In a global day of action Greenpeace protestors converged on Japanese embassies and consulates in 17 countries* to deliver the message "Don't Go Whaling! The World is Watching". Some protestors wore bizarre "eyeballs" over their heads and thousands of people around the world faxed or emailed similar messages to Mr Koizumi.
In Japan, on 2nd November, Greenpeace delivered petitions to the offices of the Prime Minister and to those of the Minister of Foreign Affairs, Ms Takana and the Minister of Agriculture, Forests and Fisheries, Mr Takebe, demanding that the whaling fleet mot be allowed to leave Shimonoseki.
The Japanese whaling fleet - a factory ship, three catchers and a spotting boat - is due to depart Tuesday or Wednesday from Shimonoseki, Southern Japan and will travel to Antarctica to kill 440 minke whales. The International Whaling Commission (IWC) has asked the Japanese government to "halt the lethal takes of whales." The IWC has designated Antarctica a whale sanctuary.

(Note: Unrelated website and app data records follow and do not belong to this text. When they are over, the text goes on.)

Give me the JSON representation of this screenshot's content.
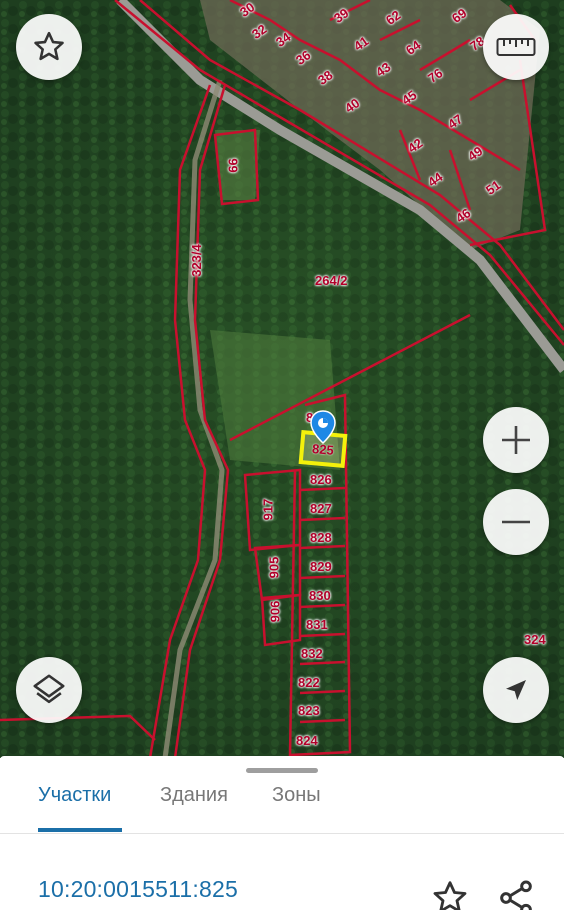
{
  "map": {
    "plot_labels": {
      "top_cluster": [
        "30",
        "32",
        "34",
        "36",
        "38",
        "39",
        "40",
        "41",
        "42",
        "43",
        "44",
        "45",
        "46",
        "47",
        "49",
        "51",
        "62",
        "64",
        "69",
        "76",
        "78"
      ],
      "area_a": "66",
      "area_b": "264/2",
      "road": "323/4",
      "partial": "8",
      "column": [
        "826",
        "827",
        "828",
        "829",
        "830",
        "831",
        "832",
        "822",
        "823",
        "824"
      ],
      "left_column": [
        "917",
        "905",
        "906"
      ],
      "right_edge": "324"
    },
    "selected_plot": "825",
    "colors": {
      "boundary": "#c8102e",
      "highlight": "#f4f10b",
      "marker": "#1e88e5",
      "accent": "#1b6fa8"
    },
    "icons": {
      "favorite": "star-outline-icon",
      "ruler": "ruler-icon",
      "zoom_in": "plus-icon",
      "zoom_out": "minus-icon",
      "layers": "layers-icon",
      "locate": "navigation-arrow-icon",
      "share": "share-icon"
    }
  },
  "sheet": {
    "tabs": [
      {
        "label": "Участки",
        "active": true
      },
      {
        "label": "Здания",
        "active": false
      },
      {
        "label": "Зоны",
        "active": false
      }
    ],
    "cadastral_number": "10:20:0015511:825"
  }
}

Minke whales appear to be in decline. IWC scientists are unable to agree on how many whales are left. Scientists say the minke population may have suffered a precipitous decline over the past decade.
Today's protests highlight the threat of Japan ending the moratorium on commercial whaling. Japan has admitted using overseas aid to buy support from developing countries in the Caribbean and elsewhere.** Of the 14 IWC member countries opposing the IWC's plea to Japan, nine were developing countries implicated in the vote buying scandal. A Caribbean Prime Minister has admitted his country sells its vote to Japan.***
Greenpeace says the Japanese government is intensifying its efforts to build a majority before the next IWC meeting in Shimonoseki in May 2002. "Japan wants a return to high seas whaling with factory ships, and it's willing to use bribery to get it," says Greenpeace oceans campaigner Sarah Duthie. "If the global community doesn't stop Japan rigging the deck at the IWC we'll see a return to the sort of whaling that devastated whale populations all over the globe."